In recent years, global climate change has decimated the size of the glacier, melting it to half its size in the last 20 years to about a third of a square mile. Where mounds of thick ice once stood are heaps of hard rock and Peruvian officials have banned ice climbing due to the glacier’s instability.
Peru’s Pastoruri Glacier, has been a popular destination for skiers, ice climbers and tourists for decades. As the Pastoruri is expected to vanish in the next decade, locals are rushing to capitalize on its last days by promoting, instead of fighting climate change. Peruvians have rebranded the glacier as a place to watch climate change in real time.
Besides the calamitous environmental impact, the shrinking glacier has also seen shrinkage in tourist visits – down from 100,000 tourists in the 1990s to only 34,000 in 2012.The “climate change route” is Peru’s answer to the loss of the Andean glaciers, which have been reduced by between 30 and 50 since 1970s, according to Antoine Rabatel, researcher at the Laboratory for Glaciology and Environmental Geophysics in Grenoble, France.

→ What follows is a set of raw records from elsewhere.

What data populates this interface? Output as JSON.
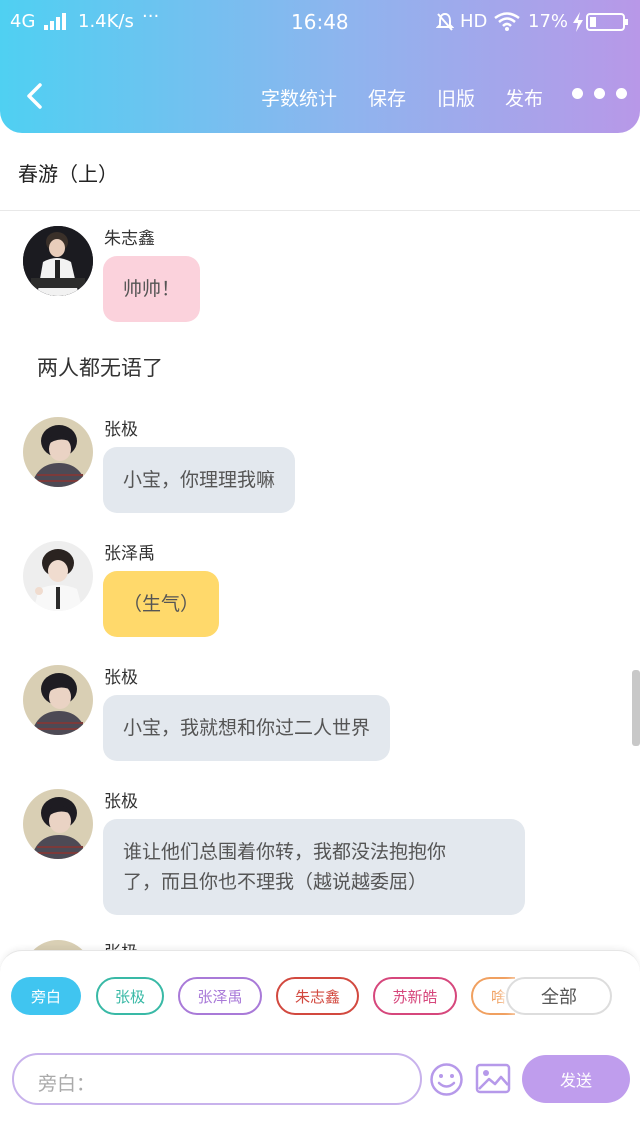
{
  "status_bar": {
    "network": "4G",
    "speed": "1.4K/s",
    "dots": "···",
    "time": "16:48",
    "hd": "HD",
    "battery": "17%"
  },
  "toolbar": {
    "word_count": "字数统计",
    "save": "保存",
    "old_version": "旧版",
    "publish": "发布"
  },
  "story_title": "春游（上）",
  "messages": [
    {
      "name": "朱志鑫",
      "text": "帅帅！"
    },
    {
      "narration": "两人都无语了"
    },
    {
      "name": "张极",
      "text": "小宝，你理理我嘛"
    },
    {
      "name": "张泽禹",
      "text": "（生气）"
    },
    {
      "name": "张极",
      "text": "小宝，我就想和你过二人世界"
    },
    {
      "name": "张极",
      "line1": "谁让他们总围着你转，我都没法抱抱你",
      "line2": "了，而且你也不理我（越说越委屈）"
    },
    {
      "name": "张极"
    }
  ],
  "chips": [
    {
      "label": "旁白",
      "color": "#40c5f0"
    },
    {
      "label": "张极",
      "color": "#39b9a6"
    },
    {
      "label": "张泽禹",
      "color": "#a97ad8"
    },
    {
      "label": "朱志鑫",
      "color": "#d2493f"
    },
    {
      "label": "苏新皓",
      "color": "#d6477c"
    },
    {
      "label": "啥",
      "color": "#f0a060"
    },
    {
      "label": "全部",
      "color": "#999999"
    }
  ],
  "input": {
    "placeholder": "旁白："
  },
  "send_label": "发送",
  "colors": {
    "bubble_pink": "#fbd2dc",
    "bubble_gray": "#e3e8ee",
    "bubble_yellow": "#ffd96b"
  }
}
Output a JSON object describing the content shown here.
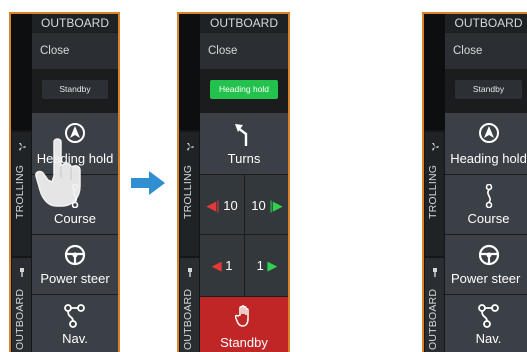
{
  "panels": [
    {
      "header": "OUTBOARD",
      "close": "Close",
      "mode": "Standby",
      "side_labels": [
        "TROLLING",
        "OUTBOARD"
      ],
      "buttons": [
        "Heading hold",
        "Course",
        "Power steer",
        "Nav."
      ]
    },
    {
      "header": "OUTBOARD",
      "close": "Close",
      "mode": "Heading hold",
      "side_labels": [
        "TROLLING",
        "OUTBOARD"
      ],
      "turns": "Turns",
      "adjust_left_10": "10",
      "adjust_right_10": "10",
      "adjust_left_1": "1",
      "adjust_right_1": "1",
      "standby": "Standby"
    },
    {
      "header": "OUTBOARD",
      "close": "Close",
      "mode": "Standby",
      "side_labels": [
        "TROLLING",
        "OUTBOARD"
      ],
      "buttons": [
        "Heading hold",
        "Course",
        "Power steer",
        "Nav."
      ]
    }
  ],
  "colors": {
    "frame": "#d8832a",
    "active_mode": "#22c24c",
    "standby_red": "#c02626",
    "arrow_blue": "#2f8fd0"
  }
}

The move to turn the collapsing glacier into a new tourist destination comes after a variety of attempts to slow the melt, including coating the surface of the glacier in 15 cm thick sawdust, which managed to save about five meters of the glacier when applied.
However, Experts claim that these efforts won’t help bring back the retreating glacier, as a combination of the end to the so-called Little Ice Age around 1850 and an increased CO2 in the atmosphere among other factors has led to a warming of the planet.Tourism is a huge market in Peru – from hikers visiting Machu Picchu to foodies sampling Lima’s new gastronomic wonders – and locals are hoping that the new campaign will draw more interest to the area. However, to some people, the idea of visiting a vanishing glacier has been met with icy skepticism.